While a vast majority of the top big men participated in the Top 30 Game, there were some excellent shooters and wing types in the Cream of the Crop Top 60 Game — and a few of them would have been deserving of a spot in the camp’s top game.
The White club rolled to a 120-74 victory over the Black club by shooting the ball with remarkable accuracy in the first half. The White club made 10 3-pointers and shot over 50 percent on those attempts to build a big lead and roll to victory.
Leading the way was Max Abmas, a 6-foot freshman guard out of Jesuit (Dallas, Texas). He made four 3-pointers, displayed sold shot selection and also showed good rebounding ability from the guard position.
Another standout was Jeremiah Gambrell, Jr., a 5-foot-11 sophomore guard out of Madison (Houston, Texas). Gambrell made positive plays happen with his good ball-handling, passing and shooting ability. What stood and was unique in this particular camp was his ability to push the ball and pass ahead with either hand.

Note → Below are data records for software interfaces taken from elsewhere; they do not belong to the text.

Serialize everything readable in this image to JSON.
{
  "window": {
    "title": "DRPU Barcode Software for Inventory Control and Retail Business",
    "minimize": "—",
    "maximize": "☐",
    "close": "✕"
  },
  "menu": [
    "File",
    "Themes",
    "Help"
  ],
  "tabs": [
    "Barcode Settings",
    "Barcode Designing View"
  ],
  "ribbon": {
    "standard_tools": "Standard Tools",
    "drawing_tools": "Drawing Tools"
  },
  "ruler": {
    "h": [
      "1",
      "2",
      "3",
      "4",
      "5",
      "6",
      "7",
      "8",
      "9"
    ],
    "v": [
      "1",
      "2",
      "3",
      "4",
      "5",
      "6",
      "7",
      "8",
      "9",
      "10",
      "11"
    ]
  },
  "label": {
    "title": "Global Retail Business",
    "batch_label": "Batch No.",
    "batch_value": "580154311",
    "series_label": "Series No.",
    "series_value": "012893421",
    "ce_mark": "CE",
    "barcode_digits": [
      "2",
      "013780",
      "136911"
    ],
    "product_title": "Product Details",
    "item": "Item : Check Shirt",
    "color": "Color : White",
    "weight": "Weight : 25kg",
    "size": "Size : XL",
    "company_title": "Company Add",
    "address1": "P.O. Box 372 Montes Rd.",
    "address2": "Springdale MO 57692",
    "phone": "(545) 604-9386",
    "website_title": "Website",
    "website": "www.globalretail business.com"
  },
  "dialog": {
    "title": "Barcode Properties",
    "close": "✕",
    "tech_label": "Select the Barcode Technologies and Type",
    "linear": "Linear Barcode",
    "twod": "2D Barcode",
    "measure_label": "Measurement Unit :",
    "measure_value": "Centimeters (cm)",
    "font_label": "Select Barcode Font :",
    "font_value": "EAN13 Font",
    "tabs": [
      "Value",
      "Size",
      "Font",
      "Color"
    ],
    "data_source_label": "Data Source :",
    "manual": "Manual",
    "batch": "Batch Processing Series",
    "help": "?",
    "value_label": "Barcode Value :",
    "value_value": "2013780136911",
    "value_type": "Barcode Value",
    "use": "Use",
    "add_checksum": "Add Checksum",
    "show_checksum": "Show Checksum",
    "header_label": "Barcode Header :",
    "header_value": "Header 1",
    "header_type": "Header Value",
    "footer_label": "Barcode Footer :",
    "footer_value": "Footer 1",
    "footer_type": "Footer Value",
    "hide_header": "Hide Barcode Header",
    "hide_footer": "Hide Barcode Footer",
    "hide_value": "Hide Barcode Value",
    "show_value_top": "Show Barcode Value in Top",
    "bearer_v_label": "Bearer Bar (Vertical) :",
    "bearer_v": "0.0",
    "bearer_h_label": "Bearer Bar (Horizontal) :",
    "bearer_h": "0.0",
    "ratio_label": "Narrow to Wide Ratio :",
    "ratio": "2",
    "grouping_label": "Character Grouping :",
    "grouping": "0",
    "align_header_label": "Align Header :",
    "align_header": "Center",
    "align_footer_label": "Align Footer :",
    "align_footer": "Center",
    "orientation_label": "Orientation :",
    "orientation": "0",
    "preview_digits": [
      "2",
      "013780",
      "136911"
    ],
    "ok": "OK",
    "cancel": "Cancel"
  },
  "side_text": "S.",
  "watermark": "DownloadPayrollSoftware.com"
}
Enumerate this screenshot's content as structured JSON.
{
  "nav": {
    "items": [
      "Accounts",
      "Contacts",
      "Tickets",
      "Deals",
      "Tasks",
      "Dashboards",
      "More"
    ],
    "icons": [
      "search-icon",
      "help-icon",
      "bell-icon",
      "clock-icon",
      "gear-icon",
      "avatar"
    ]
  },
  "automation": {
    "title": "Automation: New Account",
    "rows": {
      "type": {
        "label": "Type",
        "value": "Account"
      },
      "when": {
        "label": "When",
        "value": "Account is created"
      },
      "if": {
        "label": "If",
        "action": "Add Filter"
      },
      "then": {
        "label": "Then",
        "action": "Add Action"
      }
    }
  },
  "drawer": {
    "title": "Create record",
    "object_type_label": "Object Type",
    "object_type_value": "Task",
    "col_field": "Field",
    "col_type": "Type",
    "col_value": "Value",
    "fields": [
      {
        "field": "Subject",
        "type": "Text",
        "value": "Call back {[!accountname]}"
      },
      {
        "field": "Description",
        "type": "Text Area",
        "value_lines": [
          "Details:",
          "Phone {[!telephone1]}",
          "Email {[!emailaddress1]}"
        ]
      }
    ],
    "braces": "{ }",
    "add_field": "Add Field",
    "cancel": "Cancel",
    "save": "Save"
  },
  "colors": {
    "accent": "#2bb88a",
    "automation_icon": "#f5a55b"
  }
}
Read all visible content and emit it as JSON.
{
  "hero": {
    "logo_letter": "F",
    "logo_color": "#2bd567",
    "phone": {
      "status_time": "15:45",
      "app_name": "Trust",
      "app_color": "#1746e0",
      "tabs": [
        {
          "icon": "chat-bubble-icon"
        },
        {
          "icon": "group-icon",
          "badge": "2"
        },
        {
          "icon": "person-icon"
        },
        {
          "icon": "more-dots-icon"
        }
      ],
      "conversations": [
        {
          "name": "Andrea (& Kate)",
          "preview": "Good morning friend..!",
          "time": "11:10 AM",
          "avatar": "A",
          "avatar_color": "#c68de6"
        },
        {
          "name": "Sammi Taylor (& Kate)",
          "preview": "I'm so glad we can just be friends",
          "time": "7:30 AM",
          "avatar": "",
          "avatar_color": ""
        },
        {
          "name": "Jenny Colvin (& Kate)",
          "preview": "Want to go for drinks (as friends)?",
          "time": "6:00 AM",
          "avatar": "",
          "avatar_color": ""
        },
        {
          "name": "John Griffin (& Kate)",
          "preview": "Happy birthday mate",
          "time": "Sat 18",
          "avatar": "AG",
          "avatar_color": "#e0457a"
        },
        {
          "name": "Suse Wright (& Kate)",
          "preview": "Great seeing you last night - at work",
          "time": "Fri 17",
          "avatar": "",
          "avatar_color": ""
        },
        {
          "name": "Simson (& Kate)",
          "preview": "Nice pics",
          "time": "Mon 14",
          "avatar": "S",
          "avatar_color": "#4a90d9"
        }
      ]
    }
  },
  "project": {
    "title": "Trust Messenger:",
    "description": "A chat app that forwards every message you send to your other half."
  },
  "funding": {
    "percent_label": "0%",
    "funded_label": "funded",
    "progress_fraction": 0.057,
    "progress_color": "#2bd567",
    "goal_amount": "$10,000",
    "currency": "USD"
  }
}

The Top 60 game didn’t have all the top shooters, however, as 6-foot-2 Jalen Crutchfield of Norman North (Norman, Okla.) displayed his fine stroke throughout the weekend. He only made one 3-pointer in the top all-star game, but left little doubt he was arguably the best spot up shooter at the camp. The son of University of Oklahoma assistant coach Chris Crutchfield has a mature approach and good length for a 2018 guard who is still growing. He does need to improve on attacking defenders and finding lanes off the dribble, but he’s already a solid high school player who should contribute to a talented team likely to begin the season ranked in the FAB 50 national rankings.